Nowadays, there are dozens of touchpoints with your customers—from your website to your social media presence to email to any physical locations or trade shows you attend. Your customers can reach your business any time in a variety of ways, but do they have a consistent experience when and wherever they reach out to you? This is the goal of an omnichannel strategy, which plenty of companies are adopting to provide a consistent cross-channel customer experience.
What is an Omnichannel Strategy?
"Omnichannel" refers to an overall marketing, sales, and customer experience strategy that takes into account the buyer experience across all possible touchpoints. With an omnichannel approach, customers receive the same experience whichever way they choose to interact.
However, providing this experience is easier said than done, especially with the increasing amount of ways customers can interact with a business. Building and implementing an omnichannel strategy requires all hands on a deck and a strong understanding of the company's core values.
For B2B companies who sell indirectly or through a channel of distributors, achieving an omnichannel experience presents different challenges from those who sell directly. Working with other businesses to provide a consistent experience with your brand is difficult to manage with partner companies who are also working on their own brand experience and potentially selling competitors' products alongside yours. There's also likely differences between your partners in the way they operate, and most will not kindly overhaul their process over one vendor's request.
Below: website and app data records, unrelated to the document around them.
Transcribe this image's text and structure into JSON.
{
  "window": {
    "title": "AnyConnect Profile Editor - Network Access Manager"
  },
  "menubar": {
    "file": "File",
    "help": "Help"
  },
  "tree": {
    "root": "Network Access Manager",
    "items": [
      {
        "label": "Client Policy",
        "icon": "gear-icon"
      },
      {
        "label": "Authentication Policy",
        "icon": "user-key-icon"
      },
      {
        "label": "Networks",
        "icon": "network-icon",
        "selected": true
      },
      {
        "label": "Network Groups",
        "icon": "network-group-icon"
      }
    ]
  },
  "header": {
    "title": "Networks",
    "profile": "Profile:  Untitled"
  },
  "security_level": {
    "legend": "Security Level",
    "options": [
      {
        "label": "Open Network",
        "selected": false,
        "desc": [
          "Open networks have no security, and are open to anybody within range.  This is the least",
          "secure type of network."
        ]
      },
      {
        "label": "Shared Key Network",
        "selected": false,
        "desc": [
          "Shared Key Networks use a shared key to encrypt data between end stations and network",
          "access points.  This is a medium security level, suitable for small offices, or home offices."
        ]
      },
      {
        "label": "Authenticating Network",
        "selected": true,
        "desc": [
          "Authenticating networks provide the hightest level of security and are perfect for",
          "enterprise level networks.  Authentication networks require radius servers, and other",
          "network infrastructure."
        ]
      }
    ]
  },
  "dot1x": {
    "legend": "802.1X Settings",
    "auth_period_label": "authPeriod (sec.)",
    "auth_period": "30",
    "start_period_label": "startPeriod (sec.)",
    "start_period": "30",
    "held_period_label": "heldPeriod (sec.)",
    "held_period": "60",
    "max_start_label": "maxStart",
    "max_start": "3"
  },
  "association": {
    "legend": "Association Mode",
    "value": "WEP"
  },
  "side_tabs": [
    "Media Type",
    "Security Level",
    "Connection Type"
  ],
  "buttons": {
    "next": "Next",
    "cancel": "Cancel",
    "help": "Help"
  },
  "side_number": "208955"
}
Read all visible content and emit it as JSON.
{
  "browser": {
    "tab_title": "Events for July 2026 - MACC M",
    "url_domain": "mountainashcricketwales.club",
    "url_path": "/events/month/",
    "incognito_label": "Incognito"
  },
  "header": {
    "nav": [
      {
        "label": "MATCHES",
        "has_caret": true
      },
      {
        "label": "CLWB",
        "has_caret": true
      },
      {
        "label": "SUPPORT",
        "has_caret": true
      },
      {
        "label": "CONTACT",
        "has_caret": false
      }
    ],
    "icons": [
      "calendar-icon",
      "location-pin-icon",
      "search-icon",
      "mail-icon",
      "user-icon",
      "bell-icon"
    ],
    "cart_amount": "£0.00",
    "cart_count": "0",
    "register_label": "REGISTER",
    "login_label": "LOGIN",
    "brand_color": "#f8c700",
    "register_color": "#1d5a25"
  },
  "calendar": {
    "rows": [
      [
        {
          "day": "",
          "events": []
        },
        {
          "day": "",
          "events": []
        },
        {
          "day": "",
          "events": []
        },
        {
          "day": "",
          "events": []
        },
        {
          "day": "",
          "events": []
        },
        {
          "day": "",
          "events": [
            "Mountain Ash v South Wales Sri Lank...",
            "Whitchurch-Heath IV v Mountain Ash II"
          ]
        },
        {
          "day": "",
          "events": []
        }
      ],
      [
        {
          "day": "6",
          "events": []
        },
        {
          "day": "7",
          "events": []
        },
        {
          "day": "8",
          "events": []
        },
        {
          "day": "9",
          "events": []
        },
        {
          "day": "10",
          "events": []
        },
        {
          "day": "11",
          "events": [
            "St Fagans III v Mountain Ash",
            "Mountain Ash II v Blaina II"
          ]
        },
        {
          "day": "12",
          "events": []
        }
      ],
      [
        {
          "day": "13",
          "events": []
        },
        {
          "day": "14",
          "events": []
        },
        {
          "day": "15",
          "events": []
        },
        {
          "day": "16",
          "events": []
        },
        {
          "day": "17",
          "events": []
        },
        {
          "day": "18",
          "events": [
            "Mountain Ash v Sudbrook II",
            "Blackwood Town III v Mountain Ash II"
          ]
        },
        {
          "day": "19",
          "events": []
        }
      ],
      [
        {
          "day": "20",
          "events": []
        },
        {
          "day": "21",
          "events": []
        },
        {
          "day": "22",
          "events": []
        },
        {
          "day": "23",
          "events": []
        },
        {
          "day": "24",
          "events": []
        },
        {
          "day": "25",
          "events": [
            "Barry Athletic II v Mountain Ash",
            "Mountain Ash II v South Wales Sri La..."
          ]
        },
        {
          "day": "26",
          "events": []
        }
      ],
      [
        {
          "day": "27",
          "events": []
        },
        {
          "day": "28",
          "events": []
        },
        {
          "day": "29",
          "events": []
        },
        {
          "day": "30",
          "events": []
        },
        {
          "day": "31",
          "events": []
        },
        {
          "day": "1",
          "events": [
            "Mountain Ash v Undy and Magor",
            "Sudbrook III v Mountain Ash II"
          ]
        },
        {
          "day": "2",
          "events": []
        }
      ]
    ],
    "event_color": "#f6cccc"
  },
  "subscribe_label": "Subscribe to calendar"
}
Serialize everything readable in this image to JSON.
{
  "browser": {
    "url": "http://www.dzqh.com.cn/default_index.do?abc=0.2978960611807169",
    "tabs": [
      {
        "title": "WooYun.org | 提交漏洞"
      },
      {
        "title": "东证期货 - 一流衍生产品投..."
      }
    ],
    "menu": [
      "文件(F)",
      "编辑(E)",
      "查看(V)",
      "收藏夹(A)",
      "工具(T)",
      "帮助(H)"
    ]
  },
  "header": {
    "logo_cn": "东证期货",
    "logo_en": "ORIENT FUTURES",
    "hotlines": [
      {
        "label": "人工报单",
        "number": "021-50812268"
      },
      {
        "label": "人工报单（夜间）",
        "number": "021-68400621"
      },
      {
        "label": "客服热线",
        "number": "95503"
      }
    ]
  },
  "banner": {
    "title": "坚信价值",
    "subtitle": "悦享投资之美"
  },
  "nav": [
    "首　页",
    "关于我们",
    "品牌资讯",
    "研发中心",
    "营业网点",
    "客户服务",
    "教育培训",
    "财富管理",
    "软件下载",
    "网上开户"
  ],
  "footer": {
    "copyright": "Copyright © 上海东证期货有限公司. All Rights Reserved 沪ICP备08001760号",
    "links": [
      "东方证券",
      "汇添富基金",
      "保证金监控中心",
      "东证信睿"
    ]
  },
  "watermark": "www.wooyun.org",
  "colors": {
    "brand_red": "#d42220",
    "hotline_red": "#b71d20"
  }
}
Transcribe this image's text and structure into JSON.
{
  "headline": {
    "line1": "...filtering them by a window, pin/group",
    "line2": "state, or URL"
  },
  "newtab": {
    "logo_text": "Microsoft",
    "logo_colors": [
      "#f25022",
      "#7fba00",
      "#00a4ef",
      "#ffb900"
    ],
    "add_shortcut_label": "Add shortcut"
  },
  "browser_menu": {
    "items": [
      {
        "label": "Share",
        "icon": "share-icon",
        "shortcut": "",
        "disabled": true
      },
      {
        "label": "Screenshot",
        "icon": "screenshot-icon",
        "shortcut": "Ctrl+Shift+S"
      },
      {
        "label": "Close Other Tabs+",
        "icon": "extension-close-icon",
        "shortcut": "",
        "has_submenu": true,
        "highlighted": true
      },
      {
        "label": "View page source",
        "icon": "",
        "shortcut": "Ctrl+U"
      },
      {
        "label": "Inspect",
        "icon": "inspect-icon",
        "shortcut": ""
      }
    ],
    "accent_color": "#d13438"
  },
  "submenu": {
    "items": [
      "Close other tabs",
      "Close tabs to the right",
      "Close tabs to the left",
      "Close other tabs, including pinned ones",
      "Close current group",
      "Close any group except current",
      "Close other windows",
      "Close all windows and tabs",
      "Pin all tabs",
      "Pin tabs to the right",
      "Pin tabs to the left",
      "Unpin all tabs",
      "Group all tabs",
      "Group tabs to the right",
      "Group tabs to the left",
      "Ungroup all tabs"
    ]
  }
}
Since omnichannel strategy aims to provide consistency, businesses working with partner companies to distribute their products have a few options of providing a more consistent experience:
- Strive to partner with companies who share similar values
- Offer training certification on product use or servicing so customers can receive the same knowledge from any partner company
- Offer marketing support in the form of style and brand guides, campaigns-in-a-box, or co-branding opportunities
The use of partner portals and through-channel marketing automation platforms can assist in the communication between partners and vendors and distribution of training or marketing materials.
How Is Omnichannel Different from a Multichannel?
The similarities between omnichannel and multichannel content are superficial at best. Both utilize multiple physical and digital channels, but this is where the similarity ends.
Traditional multichannel strategies have activity and availability at multiple customer touchpoints, physical or digital, but the experience a customer receives in store versus on the company website or in an email will vary. Getting different answers or different attitudes causes confusion and frustration for customers, at the least.
On the other hand, omnichannel strategy aligns all the communication and outreach by the company so customers can expect and receive the same experience (and answers) no matter how they interact with a company.
Why Adopt an Omnichannel Strategy?
The major benefit of an omnichannel strategy is in the customer experience. Customers are engaged from when they first show interest, and they get clear information on how to accomplish their goals. Goals can be simply to purchase a product, find the closest store, or get help with using or even returning a product.
Many companies still use systems that cause needless frustration for their customers. Whether it's price variation between distributors, online, and in-store, or different answers to the same question when it's asked on social media vs email or phone call, customers can quickly give up (and find another solution elsewhere).
Omnichannel solves these issues, making customers happier and more successful—which means they're more likely to repeat business and recommend others. While change is never easy, adopting omnichannel practices will smooth out processes internally and ultimate build a stronger presence and consistent experience for your customers.